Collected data

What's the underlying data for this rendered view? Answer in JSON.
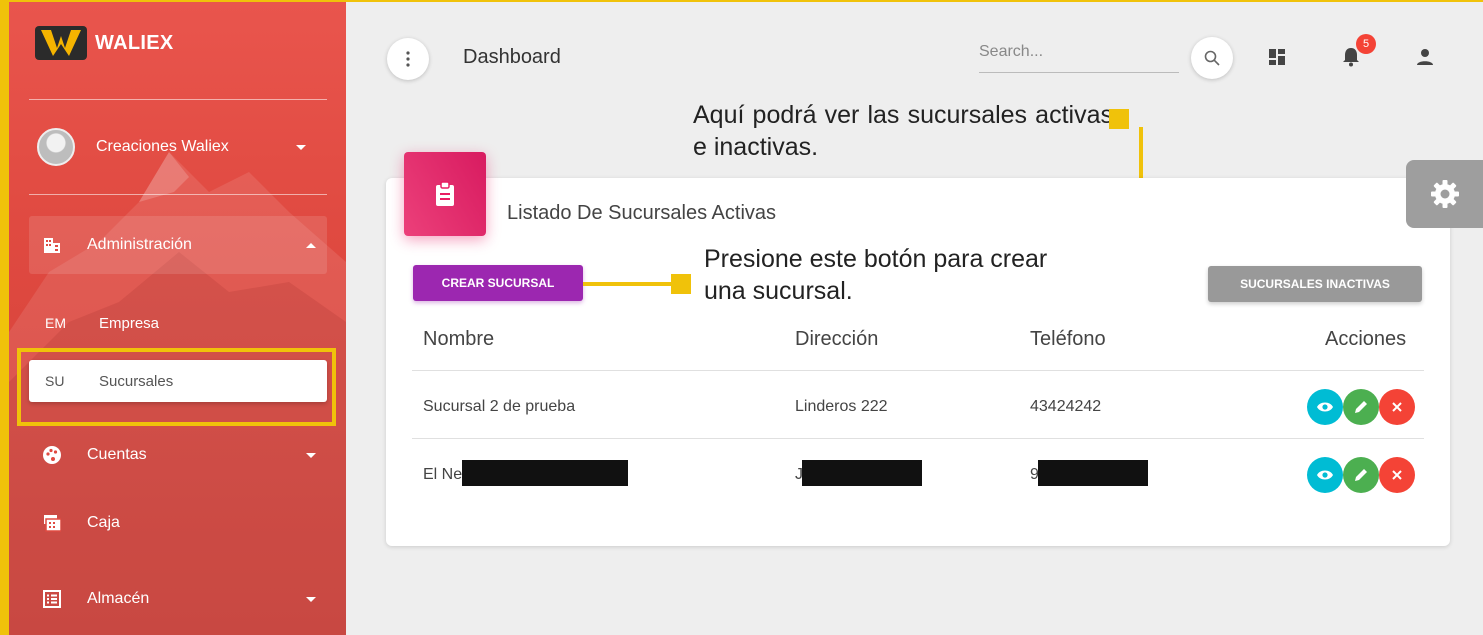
{
  "sidebar": {
    "brand": "WALIEX",
    "user_name": "Creaciones Waliex",
    "items": [
      {
        "label": "Administración",
        "icon": "building-icon"
      },
      {
        "abbr": "EM",
        "label": "Empresa"
      },
      {
        "abbr": "SU",
        "label": "Sucursales"
      },
      {
        "label": "Cuentas",
        "icon": "palette-icon"
      },
      {
        "label": "Caja",
        "icon": "cash-register-icon"
      },
      {
        "label": "Almacén",
        "icon": "list-box-icon"
      }
    ]
  },
  "header": {
    "title": "Dashboard",
    "search_placeholder": "Search...",
    "notifications_count": "5"
  },
  "callouts": {
    "top": "Aquí podrá ver las sucursales activas e inactivas.",
    "create": "Presione este botón para crear una sucursal."
  },
  "card": {
    "title": "Listado De Sucursales Activas",
    "create_button": "CREAR SUCURSAL",
    "inactive_button": "SUCURSALES INACTIVAS",
    "columns": [
      "Nombre",
      "Dirección",
      "Teléfono",
      "Acciones"
    ],
    "rows": [
      {
        "nombre": "Sucursal 2 de prueba",
        "direccion": "Linderos 222",
        "telefono": "43424242"
      },
      {
        "nombre": "El Ne",
        "direccion": "J",
        "telefono": "9"
      }
    ]
  },
  "colors": {
    "sidebar": "#e04a41",
    "highlight": "#f0c20a",
    "create_button": "#9c27b0",
    "card_icon": "#e91e63"
  }
}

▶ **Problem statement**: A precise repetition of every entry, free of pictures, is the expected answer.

▶ **Completed exercise**:
What's the underlying data for this rendered view? Answer in JSON.
{
  "sidebar": {
    "brand": "WALIEX",
    "user_name": "Creaciones Waliex",
    "items": [
      {
        "label": "Administración",
        "icon": "building-icon"
      },
      {
        "abbr": "EM",
        "label": "Empresa"
      },
      {
        "abbr": "SU",
        "label": "Sucursales"
      },
      {
        "label": "Cuentas",
        "icon": "palette-icon"
      },
      {
        "label": "Caja",
        "icon": "cash-register-icon"
      },
      {
        "label": "Almacén",
        "icon": "list-box-icon"
      }
    ]
  },
  "header": {
    "title": "Dashboard",
    "search_placeholder": "Search...",
    "notifications_count": "5"
  },
  "callouts": {
    "top": "Aquí podrá ver las sucursales activas e inactivas.",
    "create": "Presione este botón para crear una sucursal."
  },
  "card": {
    "title": "Listado De Sucursales Activas",
    "create_button": "CREAR SUCURSAL",
    "inactive_button": "SUCURSALES INACTIVAS",
    "columns": [
      "Nombre",
      "Dirección",
      "Teléfono",
      "Acciones"
    ],
    "rows": [
      {
        "nombre": "Sucursal 2 de prueba",
        "direccion": "Linderos 222",
        "telefono": "43424242"
      },
      {
        "nombre": "El Ne",
        "direccion": "J",
        "telefono": "9"
      }
    ]
  },
  "colors": {
    "sidebar": "#e04a41",
    "highlight": "#f0c20a",
    "create_button": "#9c27b0",
    "card_icon": "#e91e63"
  }
}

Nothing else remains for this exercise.